John’s international trade practice is focused on helping companies navigate the evolving global trade landscape. He provides counsel on US trade policy and priorities, helping companies respond strategically to US trade enforcement actions (such as under Section 301 of the Trade Act of 1974, Section 232 of the Trade Expansion Act of 1962, and the Enforce and Protect Act), and advises on existing, new and renegotiated trade agreements (such as the USMCA). John has particular experience on issues at the intersection of trade and labor, including the U.S. ban on imported goods made with forced labor (19 U.S.C. § 1307), and the Rapid Response Labor Mechanism in the USMCA.
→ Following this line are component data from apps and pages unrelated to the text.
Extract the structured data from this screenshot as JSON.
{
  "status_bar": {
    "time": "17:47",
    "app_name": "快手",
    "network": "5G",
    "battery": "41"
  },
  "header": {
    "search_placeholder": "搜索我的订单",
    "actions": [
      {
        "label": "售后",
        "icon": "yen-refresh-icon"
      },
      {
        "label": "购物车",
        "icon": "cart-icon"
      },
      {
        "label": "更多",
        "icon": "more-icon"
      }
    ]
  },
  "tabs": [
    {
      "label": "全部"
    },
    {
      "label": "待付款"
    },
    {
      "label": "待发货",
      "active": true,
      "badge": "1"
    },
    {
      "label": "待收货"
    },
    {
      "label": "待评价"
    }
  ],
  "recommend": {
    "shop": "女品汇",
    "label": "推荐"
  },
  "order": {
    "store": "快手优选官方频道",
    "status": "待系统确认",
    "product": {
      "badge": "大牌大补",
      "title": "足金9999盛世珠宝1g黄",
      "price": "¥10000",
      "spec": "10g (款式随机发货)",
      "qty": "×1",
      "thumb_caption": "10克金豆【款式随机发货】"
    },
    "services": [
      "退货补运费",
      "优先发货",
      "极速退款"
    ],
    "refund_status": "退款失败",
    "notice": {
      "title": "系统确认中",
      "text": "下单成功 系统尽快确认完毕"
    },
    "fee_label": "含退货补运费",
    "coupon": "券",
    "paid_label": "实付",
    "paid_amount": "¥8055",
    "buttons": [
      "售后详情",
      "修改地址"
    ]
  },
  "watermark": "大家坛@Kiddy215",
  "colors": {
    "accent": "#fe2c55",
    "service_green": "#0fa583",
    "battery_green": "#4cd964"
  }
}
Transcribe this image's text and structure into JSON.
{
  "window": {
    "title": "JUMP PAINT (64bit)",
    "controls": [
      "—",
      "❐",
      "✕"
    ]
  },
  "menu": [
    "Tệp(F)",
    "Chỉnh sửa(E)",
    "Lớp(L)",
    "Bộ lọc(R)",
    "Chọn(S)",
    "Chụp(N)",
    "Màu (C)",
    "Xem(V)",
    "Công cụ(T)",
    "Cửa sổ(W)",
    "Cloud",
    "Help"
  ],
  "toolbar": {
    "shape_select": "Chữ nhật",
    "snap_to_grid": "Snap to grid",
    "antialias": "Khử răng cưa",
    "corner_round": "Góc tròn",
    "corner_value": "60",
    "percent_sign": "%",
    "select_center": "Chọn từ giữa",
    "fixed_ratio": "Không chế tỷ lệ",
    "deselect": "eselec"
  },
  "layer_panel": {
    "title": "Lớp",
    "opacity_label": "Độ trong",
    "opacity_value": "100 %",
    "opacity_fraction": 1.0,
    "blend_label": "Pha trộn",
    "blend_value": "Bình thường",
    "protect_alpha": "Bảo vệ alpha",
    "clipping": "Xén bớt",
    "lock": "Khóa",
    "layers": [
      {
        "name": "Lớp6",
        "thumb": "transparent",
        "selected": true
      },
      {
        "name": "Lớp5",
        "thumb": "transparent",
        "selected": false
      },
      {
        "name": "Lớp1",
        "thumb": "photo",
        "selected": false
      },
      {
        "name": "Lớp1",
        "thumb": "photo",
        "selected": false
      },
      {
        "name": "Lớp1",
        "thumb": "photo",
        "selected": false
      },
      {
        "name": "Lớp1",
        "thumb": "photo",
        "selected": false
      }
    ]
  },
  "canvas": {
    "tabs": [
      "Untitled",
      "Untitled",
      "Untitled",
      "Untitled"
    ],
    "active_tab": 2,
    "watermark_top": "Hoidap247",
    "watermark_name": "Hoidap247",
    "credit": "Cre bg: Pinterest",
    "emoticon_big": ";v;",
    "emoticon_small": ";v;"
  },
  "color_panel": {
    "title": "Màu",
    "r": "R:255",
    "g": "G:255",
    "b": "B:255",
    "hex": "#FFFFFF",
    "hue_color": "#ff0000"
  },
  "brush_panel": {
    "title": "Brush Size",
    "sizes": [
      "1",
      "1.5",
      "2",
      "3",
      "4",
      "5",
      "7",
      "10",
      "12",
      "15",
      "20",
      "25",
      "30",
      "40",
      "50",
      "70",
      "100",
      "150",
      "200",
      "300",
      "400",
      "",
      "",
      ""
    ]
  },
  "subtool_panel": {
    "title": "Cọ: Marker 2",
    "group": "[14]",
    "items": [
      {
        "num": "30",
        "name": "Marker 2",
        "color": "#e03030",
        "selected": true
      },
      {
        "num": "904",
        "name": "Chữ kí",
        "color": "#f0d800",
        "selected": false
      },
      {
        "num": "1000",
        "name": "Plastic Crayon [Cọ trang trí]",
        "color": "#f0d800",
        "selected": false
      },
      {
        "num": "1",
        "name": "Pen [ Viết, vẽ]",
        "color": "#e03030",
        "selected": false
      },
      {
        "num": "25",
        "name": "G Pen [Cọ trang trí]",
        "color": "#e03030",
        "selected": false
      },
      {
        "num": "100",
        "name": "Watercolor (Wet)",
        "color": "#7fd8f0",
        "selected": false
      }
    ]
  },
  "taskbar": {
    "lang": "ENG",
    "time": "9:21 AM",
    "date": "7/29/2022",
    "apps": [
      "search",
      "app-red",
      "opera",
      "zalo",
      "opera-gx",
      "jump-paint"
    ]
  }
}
Meg's practice involves assisting multinational companies with export compliance related matters, specifically trade sanctions and export control classifications. Additionally, she assists companies with respect to customs laws, anti-boycott laws and other trade regulation issues in the US and abroad. She also helps obtain authorizations from the US government for activities subject to sanctions regulations and US export control regulations, including the Export Administration Regulations and the International Traffic in Arms Regulations. Meg's practice extends to assistance in internal compliance reviews as well as enforcement actions and disclosures necessitated by US government action.


Maria helps clients keep up with trade regulations, sanctions matters and foreign investment requirements that apply to their their cross-border transactions and investments. Maria has experience advising on the international trade sanctions, export and import controls, and foreign investment reviews by the Committee on Foreign Investment in the United States.